A coming soon landing page is a sign up landing page designed to generate customer leads for a product or business that does not yet exist. These are some best practices for such pages designed to ultimately make your launch more successful.
1. The sooner you publish your sign up page the better
Finding customers is a combination of art and science. It’s going to take longer than you think. Your pitch is not as refined as the idea in your head is. You don’t really know if people want buy the thing you’re slaving away at. The sooner you publish a landing page for your product the sooner you can:
- Refine your pitch: It takes time and tests to generate a message that resonates and converts the most customers.
- Validate a product market fit: If you can’t convert people to leave their email address you are going to have a hard time charging money.
- Uncover distribution channels: Try directing traffic to your landing page from a number of sources and find out which source generates the most customers.
- FIND CUSTOMERS: I’ll repeat… This will take LONGER than you think. Start now or launch to crickets… especially if this is your first new product.
2. Tell your story
Unless you’re already an internet celebrity with a large following you are going to have to tell people something about what you want them to sign up for. Being stealthy only looks cool, but it generates less signups and paying customers than telling your story. Some tips for telling your story include:
- Make it tweet-able. Sorry, the internet is short attention span theater and you need to be able to fit in.
- Be honest. Let people know if this is real and being built or just something on the back of a napkin that you are testing.
- Problems are better than features. Don’t try and win a feature race before you’ve even launched. You don’t have anything yet so why would I think you’ll have everything you claim when you launch… Focus on how you are going to make my life better.
- Add a short video and screenshot. As long as they help explain the problem being solved and tease your solution well. Shorter videos are better.
- Longer isn’t always better. Just because you can write five paragraphs about your problem space doesn’t mean you should. You need only as much content as it takes to tell an effective story.
3. Design your landing page around the sign up.
Keep the primary goal of the page in mind at all times. You want the visitor to sign up. Don’t get in the way of that.
- Use links sparingly. Anything that takes them off the form before they have completed it distracts from the goal. You probably have a great blog, an awesome Facebook Page, and a lot more information somewhere… but if I start clicking around I’m not going to come back to fill out the form.
- Only collect the information you ABSOLUTELY need. The longer a form users see the LESS likely they are to complete it. If you really think about it you probably don’t need to know their full names, DOB, and mothers maiden name at this point do you?
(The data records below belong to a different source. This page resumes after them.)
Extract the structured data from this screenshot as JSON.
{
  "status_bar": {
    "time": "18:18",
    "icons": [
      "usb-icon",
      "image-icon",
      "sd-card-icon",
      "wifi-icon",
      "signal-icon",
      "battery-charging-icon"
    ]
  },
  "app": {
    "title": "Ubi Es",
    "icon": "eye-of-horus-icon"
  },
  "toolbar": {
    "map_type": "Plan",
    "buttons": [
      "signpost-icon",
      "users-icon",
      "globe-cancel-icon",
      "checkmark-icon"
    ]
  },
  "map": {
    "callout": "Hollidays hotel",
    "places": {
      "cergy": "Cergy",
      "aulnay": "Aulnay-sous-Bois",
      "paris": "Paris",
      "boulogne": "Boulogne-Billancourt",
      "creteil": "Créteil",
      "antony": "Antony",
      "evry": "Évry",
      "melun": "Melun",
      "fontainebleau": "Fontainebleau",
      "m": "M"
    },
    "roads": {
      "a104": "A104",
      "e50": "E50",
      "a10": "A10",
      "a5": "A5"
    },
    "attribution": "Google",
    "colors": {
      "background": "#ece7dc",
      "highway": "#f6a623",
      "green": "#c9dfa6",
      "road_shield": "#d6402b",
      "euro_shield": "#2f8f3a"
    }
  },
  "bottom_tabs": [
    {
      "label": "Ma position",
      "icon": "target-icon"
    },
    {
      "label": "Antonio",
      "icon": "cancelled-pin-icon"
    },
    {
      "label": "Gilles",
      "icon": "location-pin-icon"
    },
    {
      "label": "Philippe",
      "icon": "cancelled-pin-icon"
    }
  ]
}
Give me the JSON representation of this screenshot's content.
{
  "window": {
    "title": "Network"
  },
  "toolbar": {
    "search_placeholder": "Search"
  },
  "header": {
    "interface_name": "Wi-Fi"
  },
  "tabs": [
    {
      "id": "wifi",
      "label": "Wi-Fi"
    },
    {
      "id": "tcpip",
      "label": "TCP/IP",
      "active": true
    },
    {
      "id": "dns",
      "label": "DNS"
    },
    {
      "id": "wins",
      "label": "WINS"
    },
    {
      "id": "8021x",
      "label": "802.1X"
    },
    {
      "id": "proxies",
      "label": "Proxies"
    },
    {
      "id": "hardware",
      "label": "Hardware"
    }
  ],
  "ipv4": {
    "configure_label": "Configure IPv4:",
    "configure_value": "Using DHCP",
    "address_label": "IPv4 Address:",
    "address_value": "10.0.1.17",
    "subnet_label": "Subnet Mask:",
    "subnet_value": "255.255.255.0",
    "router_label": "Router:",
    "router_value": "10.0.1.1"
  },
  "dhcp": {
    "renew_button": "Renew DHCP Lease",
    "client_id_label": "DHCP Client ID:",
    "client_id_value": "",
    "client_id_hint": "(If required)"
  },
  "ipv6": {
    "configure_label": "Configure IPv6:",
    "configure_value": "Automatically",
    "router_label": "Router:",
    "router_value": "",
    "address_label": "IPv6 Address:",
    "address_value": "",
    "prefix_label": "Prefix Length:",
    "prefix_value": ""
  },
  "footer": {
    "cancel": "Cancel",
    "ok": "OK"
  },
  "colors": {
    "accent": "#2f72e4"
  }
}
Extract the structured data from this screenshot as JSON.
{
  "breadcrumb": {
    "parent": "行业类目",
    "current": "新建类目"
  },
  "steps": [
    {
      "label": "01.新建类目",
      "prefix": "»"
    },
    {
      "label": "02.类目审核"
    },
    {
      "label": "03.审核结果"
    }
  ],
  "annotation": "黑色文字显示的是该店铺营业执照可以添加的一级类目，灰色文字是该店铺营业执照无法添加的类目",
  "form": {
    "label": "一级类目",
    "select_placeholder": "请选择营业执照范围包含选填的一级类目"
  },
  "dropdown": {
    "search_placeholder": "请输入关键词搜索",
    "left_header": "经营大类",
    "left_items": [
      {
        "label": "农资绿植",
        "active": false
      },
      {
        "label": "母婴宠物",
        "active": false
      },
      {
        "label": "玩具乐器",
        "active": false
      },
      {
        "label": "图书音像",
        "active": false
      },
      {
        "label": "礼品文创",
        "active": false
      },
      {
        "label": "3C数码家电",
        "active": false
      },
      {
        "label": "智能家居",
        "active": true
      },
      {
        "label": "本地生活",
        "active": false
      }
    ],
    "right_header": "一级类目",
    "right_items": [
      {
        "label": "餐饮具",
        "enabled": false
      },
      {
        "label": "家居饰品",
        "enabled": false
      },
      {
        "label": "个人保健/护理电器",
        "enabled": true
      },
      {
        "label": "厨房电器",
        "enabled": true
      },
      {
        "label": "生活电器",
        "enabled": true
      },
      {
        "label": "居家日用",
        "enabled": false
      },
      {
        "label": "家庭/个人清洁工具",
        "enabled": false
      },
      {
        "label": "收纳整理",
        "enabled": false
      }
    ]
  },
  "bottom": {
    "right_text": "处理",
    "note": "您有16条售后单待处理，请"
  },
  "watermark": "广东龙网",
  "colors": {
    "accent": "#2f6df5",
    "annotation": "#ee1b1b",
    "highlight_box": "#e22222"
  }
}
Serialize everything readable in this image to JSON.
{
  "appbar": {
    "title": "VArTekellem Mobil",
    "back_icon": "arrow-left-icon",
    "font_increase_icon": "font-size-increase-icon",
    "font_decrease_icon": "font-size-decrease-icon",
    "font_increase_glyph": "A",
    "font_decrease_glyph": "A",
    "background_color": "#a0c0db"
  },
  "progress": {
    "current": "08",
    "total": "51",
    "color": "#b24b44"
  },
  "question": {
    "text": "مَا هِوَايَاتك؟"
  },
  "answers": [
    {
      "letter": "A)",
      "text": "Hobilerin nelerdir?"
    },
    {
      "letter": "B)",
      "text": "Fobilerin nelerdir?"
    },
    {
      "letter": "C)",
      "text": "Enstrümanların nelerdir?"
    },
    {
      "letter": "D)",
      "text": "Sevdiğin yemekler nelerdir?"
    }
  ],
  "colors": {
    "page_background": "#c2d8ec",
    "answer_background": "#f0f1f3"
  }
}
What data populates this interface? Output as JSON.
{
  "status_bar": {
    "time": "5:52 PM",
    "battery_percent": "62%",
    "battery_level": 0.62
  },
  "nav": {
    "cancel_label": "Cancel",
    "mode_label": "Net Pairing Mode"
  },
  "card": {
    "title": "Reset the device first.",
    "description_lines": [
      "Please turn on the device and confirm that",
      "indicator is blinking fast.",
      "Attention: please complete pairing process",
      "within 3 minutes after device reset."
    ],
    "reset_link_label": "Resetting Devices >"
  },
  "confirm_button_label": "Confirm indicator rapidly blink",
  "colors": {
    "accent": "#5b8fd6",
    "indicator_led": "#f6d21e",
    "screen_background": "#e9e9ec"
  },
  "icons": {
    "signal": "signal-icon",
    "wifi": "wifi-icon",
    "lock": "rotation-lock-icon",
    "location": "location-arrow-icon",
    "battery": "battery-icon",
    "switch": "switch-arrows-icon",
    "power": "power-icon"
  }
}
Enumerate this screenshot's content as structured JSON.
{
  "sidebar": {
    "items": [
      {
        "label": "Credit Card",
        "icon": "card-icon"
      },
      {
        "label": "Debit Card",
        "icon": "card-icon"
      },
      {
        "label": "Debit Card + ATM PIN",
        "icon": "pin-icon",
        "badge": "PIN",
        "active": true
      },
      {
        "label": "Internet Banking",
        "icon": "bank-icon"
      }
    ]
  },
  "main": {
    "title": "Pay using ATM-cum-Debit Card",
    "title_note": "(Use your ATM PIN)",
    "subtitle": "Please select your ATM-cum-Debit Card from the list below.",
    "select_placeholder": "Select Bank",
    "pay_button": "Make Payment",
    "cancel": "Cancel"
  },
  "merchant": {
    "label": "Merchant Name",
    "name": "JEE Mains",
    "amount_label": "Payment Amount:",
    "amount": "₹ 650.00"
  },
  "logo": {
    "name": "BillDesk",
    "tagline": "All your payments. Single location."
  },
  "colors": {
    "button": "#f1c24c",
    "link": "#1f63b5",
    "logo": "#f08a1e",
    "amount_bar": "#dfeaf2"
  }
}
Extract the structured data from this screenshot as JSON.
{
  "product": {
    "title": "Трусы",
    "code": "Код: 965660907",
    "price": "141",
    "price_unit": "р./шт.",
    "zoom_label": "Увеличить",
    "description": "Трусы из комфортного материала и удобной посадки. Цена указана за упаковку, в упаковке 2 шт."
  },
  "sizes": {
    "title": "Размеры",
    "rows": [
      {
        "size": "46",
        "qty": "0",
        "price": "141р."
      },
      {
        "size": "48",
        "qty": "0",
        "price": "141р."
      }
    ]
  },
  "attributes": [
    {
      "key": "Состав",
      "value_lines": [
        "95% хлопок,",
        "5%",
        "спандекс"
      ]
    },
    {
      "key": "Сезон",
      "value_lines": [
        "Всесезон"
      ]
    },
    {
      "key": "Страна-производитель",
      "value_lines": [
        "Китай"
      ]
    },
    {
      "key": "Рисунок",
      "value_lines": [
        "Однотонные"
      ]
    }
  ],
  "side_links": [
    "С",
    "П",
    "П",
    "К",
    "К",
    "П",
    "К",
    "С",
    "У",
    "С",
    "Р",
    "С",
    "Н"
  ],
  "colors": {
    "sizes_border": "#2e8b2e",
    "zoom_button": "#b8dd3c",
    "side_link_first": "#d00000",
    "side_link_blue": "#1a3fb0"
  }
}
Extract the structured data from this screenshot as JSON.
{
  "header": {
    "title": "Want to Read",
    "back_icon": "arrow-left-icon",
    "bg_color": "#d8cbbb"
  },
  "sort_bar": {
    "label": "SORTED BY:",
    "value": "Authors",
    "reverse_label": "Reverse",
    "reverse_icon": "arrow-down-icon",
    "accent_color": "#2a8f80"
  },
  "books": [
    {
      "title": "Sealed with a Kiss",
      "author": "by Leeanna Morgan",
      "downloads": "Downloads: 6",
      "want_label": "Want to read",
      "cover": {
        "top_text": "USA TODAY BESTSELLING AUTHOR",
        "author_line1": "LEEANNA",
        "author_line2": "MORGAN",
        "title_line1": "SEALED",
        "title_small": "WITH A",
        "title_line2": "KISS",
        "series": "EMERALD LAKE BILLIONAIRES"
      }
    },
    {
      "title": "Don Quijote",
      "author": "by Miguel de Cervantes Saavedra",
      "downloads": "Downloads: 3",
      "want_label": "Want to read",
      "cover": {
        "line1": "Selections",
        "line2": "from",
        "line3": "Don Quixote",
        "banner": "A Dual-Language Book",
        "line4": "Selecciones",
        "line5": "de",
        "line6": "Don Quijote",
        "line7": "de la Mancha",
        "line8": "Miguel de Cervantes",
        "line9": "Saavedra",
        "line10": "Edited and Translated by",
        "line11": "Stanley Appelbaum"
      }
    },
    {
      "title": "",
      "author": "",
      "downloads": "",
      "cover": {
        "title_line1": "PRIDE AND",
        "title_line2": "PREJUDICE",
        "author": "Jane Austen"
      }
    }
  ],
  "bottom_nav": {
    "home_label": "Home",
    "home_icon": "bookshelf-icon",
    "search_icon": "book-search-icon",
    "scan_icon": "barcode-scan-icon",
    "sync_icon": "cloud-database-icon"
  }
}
- Reward sign ups with more information. Once they have signed up you can feed them more information. The thank you message and email is where you can push them to your blog, a longer video, or to a survey you want them to fill out.
- Make the first call to action clear. The sign up area should be distinctly visible from the rest of the page. It shouldn’t blend because a user is NOT going to hunt around for it.
4. Design for sharing AFTER the sign up.
After someone has signed up the goal of the page and customer interaction shifts to getting them to tell their friends about you.
- Make it easy. Have a Twitter and Facebook button front and center. These are easy wins.
- Follow up. Did you send the customer and email that explains how and why they should be sharing their unique link?
- Have a clear reward. Why should I tell people about you?
- Let them know they have influence. People like knowing that other people take their advice. If someone shared your link and caused another sign up… tell them about it with a thank you!
5. Engage your sign ups
Once people have signed up you want to keep them interested. The rule of seven states that people need to hear about your product seven times before they are willing to take action and purchase. Take this time, pre-launch, to start building up those customer touches. You can do this by:
- Say thank you after a potential customer signs up with a great autoresponse.
- Learn more about your customers. Capturing an email address gives you someone that may be willing to fill out surveys, answer questions, and give you feedback that will ultimately make your final product more successful.
- Let them in the private beta. Give private beta access to your early sign ups or the ones that have influenced the most other customers.
- Encourage more sharing. Run a contest, offer unique rewards, early access, etc to get people to share more with each interaction.
- Don’t go longer than a month without checking in. They’ll have forgotten about you and moved onto another solution. Send them information that helps them succeed today even without your product. They will be grateful for it.